ATLAS OBSCURA

An Elephant in NYC: The Ganesha Temple in Queens

Erin Chapman is the co-editor of The American Guide, where a version of this article originally appeared. 

Amidst the detached houses and backyard kiddie pools of Flushing, Queens, the elephant-headed Lord Ganesha receives visitors and devotees to the Hindu Temple Society of North America’s Šri Mahã Vallabha Ganapati Devasthãnam. As the presiding deity and a prominent god in the Hindu pantheon, Lord Ganesha’s shrine sits at the focal point of the sunlit temple space.  

Ganesha, the son of Shiva, is the remover of obstacles and inspires intense devotion in the worshippers who come to ask his blessings. Temple-goers bring offerings on a daily basis, but for special occasions — such as Ganesha’s birthday, Ganesh Chaturthi — elaborate gifts of food are presented. In 1995, the “milk miracle” was witnessed at the Queens temple when brass statues of Ganesha reportedly drank milk offerings held under their trunks.
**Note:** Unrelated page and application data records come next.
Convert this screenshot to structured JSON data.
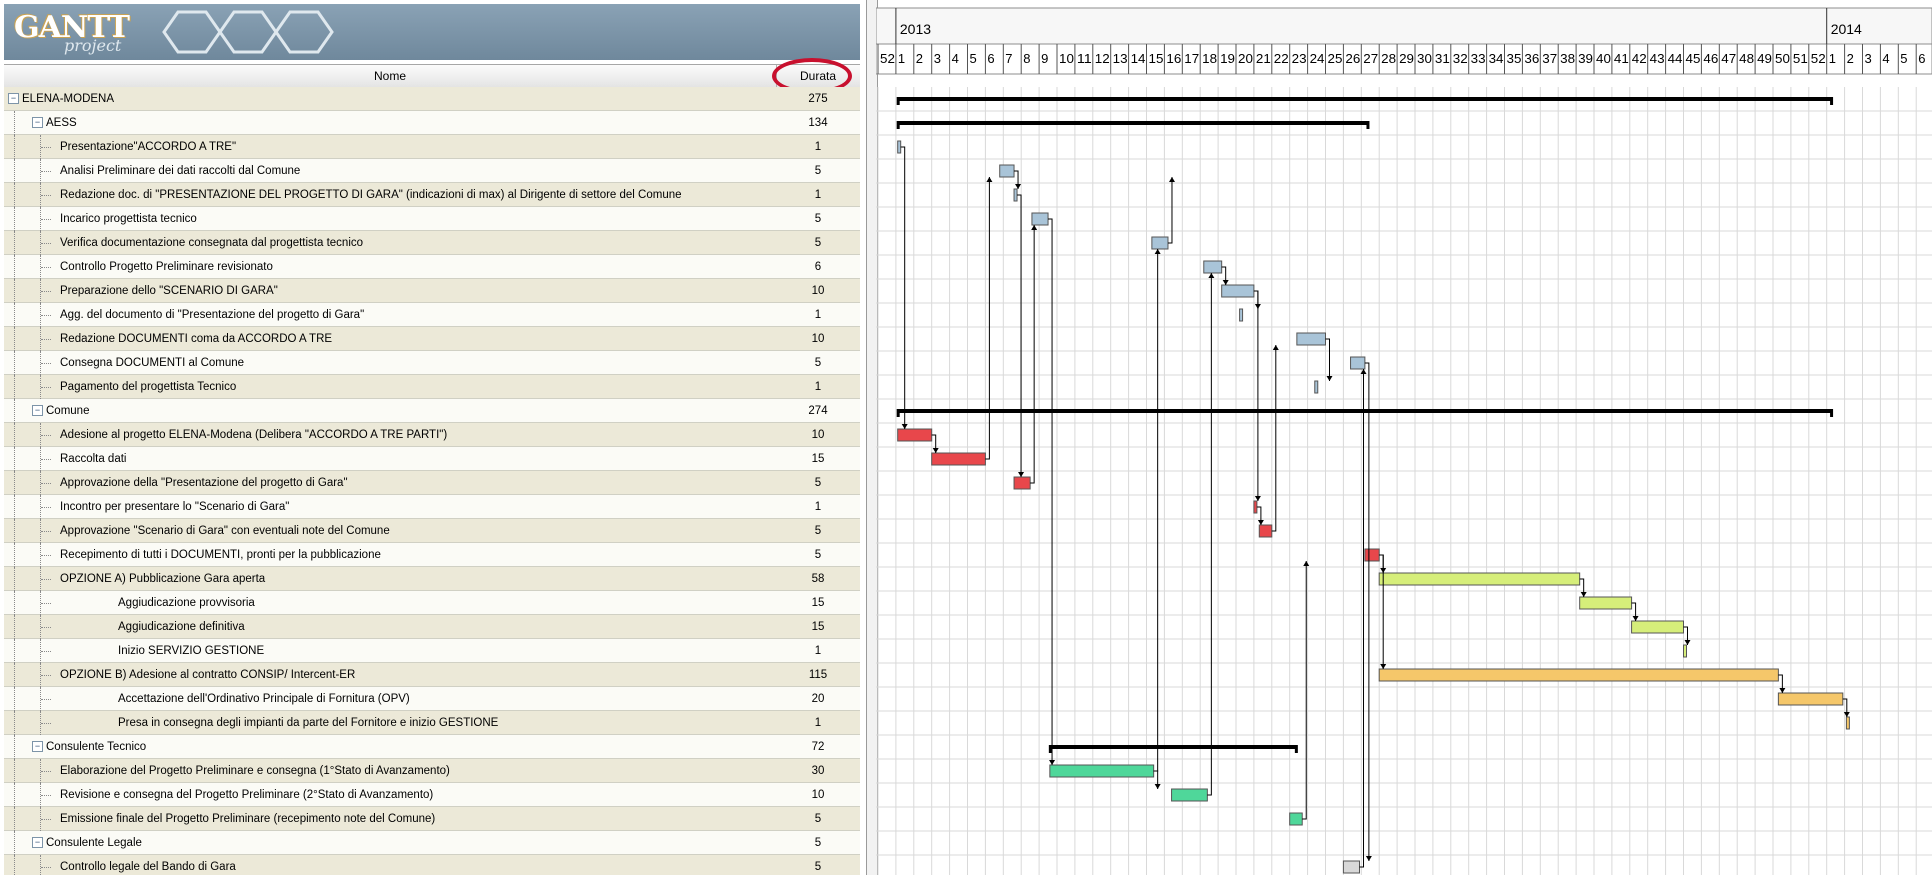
{
  "app": {
    "logo_text": "GANTT",
    "logo_sub": "project"
  },
  "columns": {
    "name": "Nome",
    "duration": "Durata"
  },
  "tasks": [
    {
      "name": "ELENA-MODENA",
      "dur": "275",
      "level": 0,
      "group": true
    },
    {
      "name": "AESS",
      "dur": "134",
      "level": 1,
      "group": true
    },
    {
      "name": "Presentazione\"ACCORDO A TRE\"",
      "dur": "1",
      "level": 2
    },
    {
      "name": "Analisi Preliminare dei dati raccolti dal Comune",
      "dur": "5",
      "level": 2
    },
    {
      "name": "Redazione doc. di \"PRESENTAZIONE DEL PROGETTO DI GARA\" (indicazioni di max) al Dirigente di settore del Comune",
      "dur": "1",
      "level": 2
    },
    {
      "name": "Incarico progettista tecnico",
      "dur": "5",
      "level": 2
    },
    {
      "name": "Verifica documentazione consegnata dal progettista tecnico",
      "dur": "5",
      "level": 2
    },
    {
      "name": "Controllo Progetto Preliminare revisionato",
      "dur": "6",
      "level": 2
    },
    {
      "name": "Preparazione dello \"SCENARIO DI GARA\"",
      "dur": "10",
      "level": 2
    },
    {
      "name": "Agg. del documento di \"Presentazione del progetto di Gara\"",
      "dur": "1",
      "level": 2
    },
    {
      "name": "Redazione DOCUMENTI coma da ACCORDO A TRE",
      "dur": "10",
      "level": 2
    },
    {
      "name": "Consegna DOCUMENTI al Comune",
      "dur": "5",
      "level": 2
    },
    {
      "name": "Pagamento del progettista Tecnico",
      "dur": "1",
      "level": 2
    },
    {
      "name": "Comune",
      "dur": "274",
      "level": 1,
      "group": true
    },
    {
      "name": "Adesione al progetto ELENA-Modena (Delibera \"ACCORDO A TRE PARTI\")",
      "dur": "10",
      "level": 2
    },
    {
      "name": "Raccolta dati",
      "dur": "15",
      "level": 2
    },
    {
      "name": "Approvazione della \"Presentazione del progetto di Gara\"",
      "dur": "5",
      "level": 2
    },
    {
      "name": "Incontro per presentare lo \"Scenario di Gara\"",
      "dur": "1",
      "level": 2
    },
    {
      "name": "Approvazione \"Scenario di Gara\" con eventuali note del Comune",
      "dur": "5",
      "level": 2
    },
    {
      "name": "Recepimento di tutti i DOCUMENTI, pronti per la pubblicazione",
      "dur": "5",
      "level": 2
    },
    {
      "name": "OPZIONE A) Pubblicazione Gara aperta",
      "dur": "58",
      "level": 2
    },
    {
      "name": "Aggiudicazione provvisoria",
      "dur": "15",
      "level": 3
    },
    {
      "name": "Aggiudicazione definitiva",
      "dur": "15",
      "level": 3
    },
    {
      "name": "Inizio SERVIZIO GESTIONE",
      "dur": "1",
      "level": 3
    },
    {
      "name": "OPZIONE B) Adesione al contratto CONSIP/ Intercent-ER",
      "dur": "115",
      "level": 2
    },
    {
      "name": "Accettazione dell'Ordinativo Principale di Fornitura (OPV)",
      "dur": "20",
      "level": 3
    },
    {
      "name": "Presa in consegna degli impianti da parte del Fornitore e inizio GESTIONE",
      "dur": "1",
      "level": 3
    },
    {
      "name": "Consulente Tecnico",
      "dur": "72",
      "level": 1,
      "group": true
    },
    {
      "name": "Elaborazione del Progetto Preliminare e consegna (1°Stato di Avanzamento)",
      "dur": "30",
      "level": 2
    },
    {
      "name": "Revisione e consegna del Progetto Preliminare (2°Stato di Avanzamento)",
      "dur": "10",
      "level": 2
    },
    {
      "name": "Emissione finale del Progetto Preliminare (recepimento note del Comune)",
      "dur": "5",
      "level": 2
    },
    {
      "name": "Consulente Legale",
      "dur": "5",
      "level": 1,
      "group": true
    },
    {
      "name": "Controllo legale del Bando di Gara",
      "dur": "5",
      "level": 2
    }
  ],
  "timeline": {
    "years": [
      {
        "label": "2013",
        "week": 1
      },
      {
        "label": "2014",
        "week": 53
      }
    ],
    "weeks": [
      "52",
      "1",
      "2",
      "3",
      "4",
      "5",
      "6",
      "7",
      "8",
      "9",
      "10",
      "11",
      "12",
      "13",
      "14",
      "15",
      "16",
      "17",
      "18",
      "19",
      "20",
      "21",
      "22",
      "23",
      "24",
      "25",
      "26",
      "27",
      "28",
      "29",
      "30",
      "31",
      "32",
      "33",
      "34",
      "35",
      "36",
      "37",
      "38",
      "39",
      "40",
      "41",
      "42",
      "43",
      "44",
      "45",
      "46",
      "47",
      "48",
      "49",
      "50",
      "51",
      "52",
      "1",
      "2",
      "3",
      "4",
      "5",
      "6"
    ]
  },
  "colors": {
    "aess": "#a9c4d8",
    "comune": "#e8474b",
    "opzione_a": "#d6ee7a",
    "opzione_b": "#f5c76a",
    "consulente_tecnico": "#4fd79a",
    "consulente_legale": "#d8d8d8",
    "summary": "#000000",
    "highlight_ring": "#c8102e"
  },
  "gantt": {
    "summaries": [
      {
        "row": 0,
        "start": 1.1,
        "end": 53.3
      },
      {
        "row": 1,
        "start": 1.1,
        "end": 27.4
      },
      {
        "row": 13,
        "start": 1.1,
        "end": 53.3
      },
      {
        "row": 27,
        "start": 9.6,
        "end": 23.4
      }
    ],
    "bars": [
      {
        "row": 2,
        "start": 1.1,
        "end": 1.2,
        "color": "aess"
      },
      {
        "row": 3,
        "start": 6.8,
        "end": 7.6,
        "color": "aess"
      },
      {
        "row": 4,
        "start": 7.6,
        "end": 7.7,
        "color": "aess"
      },
      {
        "row": 5,
        "start": 8.6,
        "end": 9.5,
        "color": "aess"
      },
      {
        "row": 6,
        "start": 15.3,
        "end": 16.2,
        "color": "aess"
      },
      {
        "row": 7,
        "start": 18.2,
        "end": 19.2,
        "color": "aess"
      },
      {
        "row": 8,
        "start": 19.2,
        "end": 21.0,
        "color": "aess"
      },
      {
        "row": 9,
        "start": 20.2,
        "end": 20.3,
        "color": "aess"
      },
      {
        "row": 10,
        "start": 23.4,
        "end": 25.0,
        "color": "aess"
      },
      {
        "row": 11,
        "start": 26.4,
        "end": 27.2,
        "color": "aess"
      },
      {
        "row": 12,
        "start": 24.4,
        "end": 24.5,
        "color": "aess"
      },
      {
        "row": 14,
        "start": 1.1,
        "end": 3.0,
        "color": "comune"
      },
      {
        "row": 15,
        "start": 3.0,
        "end": 6.0,
        "color": "comune"
      },
      {
        "row": 16,
        "start": 7.6,
        "end": 8.5,
        "color": "comune"
      },
      {
        "row": 17,
        "start": 21.0,
        "end": 21.1,
        "color": "comune"
      },
      {
        "row": 18,
        "start": 21.3,
        "end": 22.0,
        "color": "comune"
      },
      {
        "row": 19,
        "start": 27.2,
        "end": 28.0,
        "color": "comune"
      },
      {
        "row": 20,
        "start": 28.0,
        "end": 39.2,
        "color": "opzione_a"
      },
      {
        "row": 21,
        "start": 39.2,
        "end": 42.1,
        "color": "opzione_a"
      },
      {
        "row": 22,
        "start": 42.1,
        "end": 45.0,
        "color": "opzione_a"
      },
      {
        "row": 23,
        "start": 45.0,
        "end": 45.1,
        "color": "opzione_a"
      },
      {
        "row": 24,
        "start": 28.0,
        "end": 50.3,
        "color": "opzione_b"
      },
      {
        "row": 25,
        "start": 50.3,
        "end": 53.9,
        "color": "opzione_b"
      },
      {
        "row": 26,
        "start": 54.1,
        "end": 54.2,
        "color": "opzione_b"
      },
      {
        "row": 28,
        "start": 9.6,
        "end": 15.4,
        "color": "consulente_tecnico"
      },
      {
        "row": 29,
        "start": 16.4,
        "end": 18.4,
        "color": "consulente_tecnico"
      },
      {
        "row": 30,
        "start": 23.0,
        "end": 23.7,
        "color": "consulente_tecnico"
      },
      {
        "row": 32,
        "start": 26.0,
        "end": 26.9,
        "color": "consulente_legale"
      }
    ],
    "deps": [
      {
        "from": 2,
        "to": 14
      },
      {
        "from": 3,
        "to": 4
      },
      {
        "from": 5,
        "to": 28
      },
      {
        "from": 6,
        "to": 3
      },
      {
        "from": 7,
        "to": 8
      },
      {
        "from": 8,
        "to": 9
      },
      {
        "from": 8,
        "to": 17
      },
      {
        "from": 10,
        "to": 12
      },
      {
        "from": 11,
        "to": 32
      },
      {
        "from": 14,
        "to": 15
      },
      {
        "from": 15,
        "to": 3
      },
      {
        "from": 4,
        "to": 16
      },
      {
        "from": 16,
        "to": 5
      },
      {
        "from": 17,
        "to": 18
      },
      {
        "from": 18,
        "to": 10
      },
      {
        "from": 19,
        "to": 20
      },
      {
        "from": 19,
        "to": 24
      },
      {
        "from": 20,
        "to": 21
      },
      {
        "from": 21,
        "to": 22
      },
      {
        "from": 22,
        "to": 23
      },
      {
        "from": 24,
        "to": 25
      },
      {
        "from": 25,
        "to": 26
      },
      {
        "from": 28,
        "to": 6
      },
      {
        "from": 28,
        "to": 29
      },
      {
        "from": 29,
        "to": 7
      },
      {
        "from": 30,
        "to": 19
      },
      {
        "from": 32,
        "to": 11
      }
    ]
  }
}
For particularly auspicious ceremonies like the consecration of altars or the infusion of divine energy into temple statues, a live elephant attends the festivities. Upon the Temple’s re-consecration in 2009, Minnie the elephant graciously accepted the respectful touches and offerings of an admiring crowd. (Minnie’s trainer mentioned that she also does weddings.)

For more of author Erin Chapman’s stunning photos, and details on how to visit in person, keep reading An Elephant in NYC: The Ganesha Temple in Queens on Atlas Obscura!